Computer science was the highest paying field of study, with average salaries reaching $92,300 nationally. It was followed by visual art ($90,390), sociology ($87,900), industrial engineering and management science ($85,800), and business management and administration ($83,700).
The US job market is tightening, which is good for professionals, according to LinkedIn's chief economist Guy Berger. "The unemployment rate is the lowest it's been since 2001, and the percentage of prime working age adults who are employed is the highest it's been since 2008," Berger said in a press release.
The tech sector alone added some 9,600 new jobs in July, led by the creation of about 4,900 positions in IT and software services, and computer system design, according to a recent CompTIA report.
While the job market's steady improvement over the past year hasn't been consistent across all industries and positions, we have seen improvement for workers across skill levels, industries, and regions, Berger said. Bargaining power for many workers has increased, which opens the door to raises and greater economic opportunities, he added.
While salary is a key factor in most career decisions, many job candidates lack information on what constitutes fair compensation for their experience level and position. To give job seekers more visibility, LinkedIn examined data from more than 2 million of its members to determine how salaries vary by job title, education level and field of study, location, company size, and industry.
Salaries also differed based on company size, on average increasing as the number of employees increases. At the lower end, the average salary of an employee at a company with 1 to 200 workers was $72,600, while at the higher end, the average salary at a company with more than 10,000 employees was $90,600.
However, individual tech position salaries varied by company size: For example, CTOs were paid highest at companies with 201 to 1,000 employees, while technical consultants were paid highest at companies with 1,001 to 10,000 employees.
In terms of geography, San Francisco pays higher average salaries than any other city in the US, with median total compensation across positions and industries reaching $112,400. In San Francisco, 62% of director of IT positions net a salary higher than the national average of $125,000. San Francisco was followed in terms of overall pay by Seattle, Washington DC, New York City, and Boston.
Overall, jobs in medicine pay the highest salaries, with the no. 1 position being orthopaedic surgeon, with an average salary of $450,000. However, once you reach the top ranks in business, salaries are also quite high, the report stated. Leadership roles in finance, sales, tax, human resources, strategy, supply chain, research and development, marketing, and legal are also very lucrative.

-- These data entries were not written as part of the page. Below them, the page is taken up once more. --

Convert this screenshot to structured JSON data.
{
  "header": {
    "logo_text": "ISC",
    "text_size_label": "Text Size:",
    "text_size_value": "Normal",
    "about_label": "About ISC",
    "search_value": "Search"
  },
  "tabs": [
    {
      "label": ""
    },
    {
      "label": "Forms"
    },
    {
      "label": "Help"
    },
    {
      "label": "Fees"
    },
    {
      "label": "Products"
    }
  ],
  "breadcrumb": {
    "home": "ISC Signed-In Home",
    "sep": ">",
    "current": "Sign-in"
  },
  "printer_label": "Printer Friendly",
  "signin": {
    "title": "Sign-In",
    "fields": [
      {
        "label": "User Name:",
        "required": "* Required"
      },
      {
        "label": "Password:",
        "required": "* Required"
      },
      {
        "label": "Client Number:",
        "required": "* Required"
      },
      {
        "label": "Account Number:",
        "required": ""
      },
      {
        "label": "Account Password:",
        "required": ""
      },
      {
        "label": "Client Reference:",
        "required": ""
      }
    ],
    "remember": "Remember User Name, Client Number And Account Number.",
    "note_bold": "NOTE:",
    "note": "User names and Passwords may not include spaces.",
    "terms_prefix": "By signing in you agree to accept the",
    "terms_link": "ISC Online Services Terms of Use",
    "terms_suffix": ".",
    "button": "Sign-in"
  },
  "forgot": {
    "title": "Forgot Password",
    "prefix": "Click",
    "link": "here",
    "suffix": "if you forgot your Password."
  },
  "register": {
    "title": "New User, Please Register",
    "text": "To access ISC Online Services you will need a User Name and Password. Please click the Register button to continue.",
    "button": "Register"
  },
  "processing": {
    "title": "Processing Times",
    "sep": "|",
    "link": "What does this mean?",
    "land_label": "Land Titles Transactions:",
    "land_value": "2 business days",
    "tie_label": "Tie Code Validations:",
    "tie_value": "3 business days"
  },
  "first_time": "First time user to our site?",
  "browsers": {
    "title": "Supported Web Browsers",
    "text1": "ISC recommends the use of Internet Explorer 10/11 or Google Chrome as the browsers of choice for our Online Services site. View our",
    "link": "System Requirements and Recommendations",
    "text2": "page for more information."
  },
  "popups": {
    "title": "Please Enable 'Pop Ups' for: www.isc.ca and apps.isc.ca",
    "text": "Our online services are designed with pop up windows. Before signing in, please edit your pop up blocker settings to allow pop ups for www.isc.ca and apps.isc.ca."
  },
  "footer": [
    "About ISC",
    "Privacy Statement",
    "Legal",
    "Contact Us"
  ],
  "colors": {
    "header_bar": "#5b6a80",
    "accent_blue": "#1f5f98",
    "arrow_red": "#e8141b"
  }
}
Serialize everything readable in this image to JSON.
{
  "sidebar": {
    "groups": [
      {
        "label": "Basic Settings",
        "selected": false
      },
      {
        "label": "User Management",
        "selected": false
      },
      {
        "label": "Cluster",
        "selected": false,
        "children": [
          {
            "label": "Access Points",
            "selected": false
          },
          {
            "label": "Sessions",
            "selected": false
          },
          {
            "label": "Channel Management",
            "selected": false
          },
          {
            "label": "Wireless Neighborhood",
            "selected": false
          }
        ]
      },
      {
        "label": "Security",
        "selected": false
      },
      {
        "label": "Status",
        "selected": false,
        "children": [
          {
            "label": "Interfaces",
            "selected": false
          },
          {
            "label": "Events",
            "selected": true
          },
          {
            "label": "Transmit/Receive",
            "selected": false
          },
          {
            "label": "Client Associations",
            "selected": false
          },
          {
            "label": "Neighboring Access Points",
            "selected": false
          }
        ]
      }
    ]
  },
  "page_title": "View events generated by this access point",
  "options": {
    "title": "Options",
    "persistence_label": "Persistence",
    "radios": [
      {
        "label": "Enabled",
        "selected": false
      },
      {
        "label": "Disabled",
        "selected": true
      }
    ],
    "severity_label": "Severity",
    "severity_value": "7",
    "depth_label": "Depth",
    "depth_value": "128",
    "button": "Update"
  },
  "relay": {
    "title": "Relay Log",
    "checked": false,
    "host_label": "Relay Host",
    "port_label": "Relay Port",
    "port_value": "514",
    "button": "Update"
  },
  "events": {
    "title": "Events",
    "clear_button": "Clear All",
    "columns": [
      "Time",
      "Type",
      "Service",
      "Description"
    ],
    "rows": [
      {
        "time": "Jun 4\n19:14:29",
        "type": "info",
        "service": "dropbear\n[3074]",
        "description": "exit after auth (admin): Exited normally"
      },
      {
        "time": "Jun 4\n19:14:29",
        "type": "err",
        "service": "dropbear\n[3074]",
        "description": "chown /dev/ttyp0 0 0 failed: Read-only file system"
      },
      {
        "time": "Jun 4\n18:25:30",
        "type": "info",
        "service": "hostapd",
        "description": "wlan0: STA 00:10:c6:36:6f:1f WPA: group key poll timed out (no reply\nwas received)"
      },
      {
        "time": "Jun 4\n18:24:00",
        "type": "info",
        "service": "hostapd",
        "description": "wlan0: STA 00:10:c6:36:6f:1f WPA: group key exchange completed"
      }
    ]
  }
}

Want to use this data in your next business presentation? Feel free to copy and paste these top takeaways into your next slideshow.
- Software and IT services topped the list of highest paying industries in the US, with average salaries reaching $104,700. -LinkedIn, 2017
- Computer science was the highest paying field of study in the US, with average salaries reaching $92,300. -LinkedIn, 2017
- San Francisco pays higher average salaries than any other city in the US, with median total compensation across positions and industries reaching $112,400. -LinkedIn, 2017
- The top 5 IT certifications that will increase your salary (TechRepublic)
- The 3 most in-demand cybersecurity jobs of 2017 (TechRepublic)
- How many of these does your boss do? Four ways to create a happy and creative team (ZDNet)
- The 10 workplace perks that tech professionals want the most (TechRepublic)
- How to leave your job on good terms: 5 tips (TechRepublic)
- Project Management (PMP) Certification Training (TechRepublic Academy)
Alison DeNisco Rayome has nothing to disclose. She does not hold investments in the technology companies she covers.
Alison DeNisco Rayome is a Senior Editor for TechRepublic. She covers CXO, cybersecurity, and the convergence of tech and the workplace.